At the northern end of the Brymbo Heritage Site stands a towering sandstone wall stretching for around 8o metres. The imposing structure is a monument to industrial resolve and ingenuity and was constructed during the 19th century to both retain the land behind it and in order to load (charge) the furnaces. Coke and Iron ore could be lowered from above into the white heat below feeding the insatiable flames of industry.
However, the ‘Old Number 1’ furnace stands silent, its companions long gone, having been dismantled in the 1930s. When the adjacent furnaces were removed, the large brick buttresses were added for extra support creating the bays which can be seen today. The wall having lost its purpose is now inhabited by nesting birds and opportunist seedlings.

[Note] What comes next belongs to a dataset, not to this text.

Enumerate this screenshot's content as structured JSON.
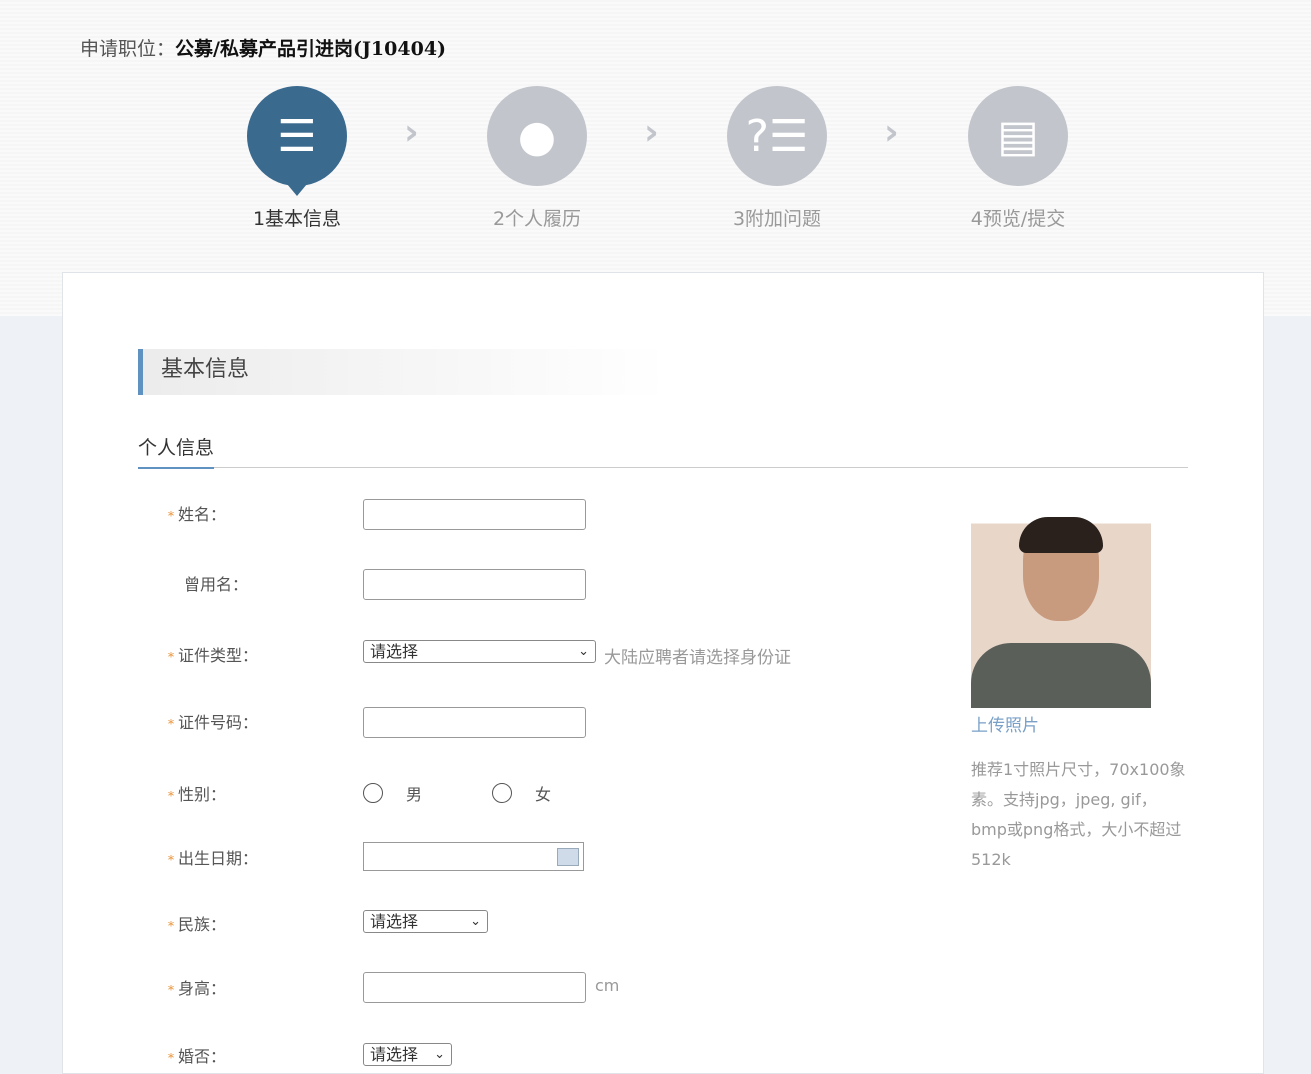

As part of the Brymbo Orchard Project the bays were identified as a perfect location for the ambitious project to graft a museum orchard of all Welsh Pear varieties onto three trees. During the day the thick walls backed by tonnes of soil are bathed in sunshine creating a warm microclimate against the stone, perfect for growing pears.
The trees were planted in 2017 and will eventually be trained in tiers as an espalier, about every 6 feet, until it reaches the top of the wall. The rootstocks are ‘Pyrus Communis’ or wild pear providing the required vigour, with ‘Beurre Hardy’ providing the structure. As the tiers produce laterals these will be bud grafted with different rare varieties such as ‘Gwehelog Red’ or ‘Rhydlydan’. Every tier will have several different varieties making each tree a unique collection.
By preserving old and rare varieties the project aims to help create living gene banks which can be utilised in the future. This fits in with the ethos of the heritage site as a whole, preserving out industrial past for future generations. However, the process has not been solely about preserving old and rare varieties, but also about learning new skills. As part of the project training was provided in bud grafting, as well as the aftercare required to make them thrive.
The walls have also provided the ideal temporary nursery for our apple grafts destined for one of our school community orchards. What the 19th century workers choked in dust and deafened by the sounds of industry would have made of our tranquil reinvention of their walls is hard to imagine. Hopefully the espaliers will create an impressive new feature which will also be around for generations.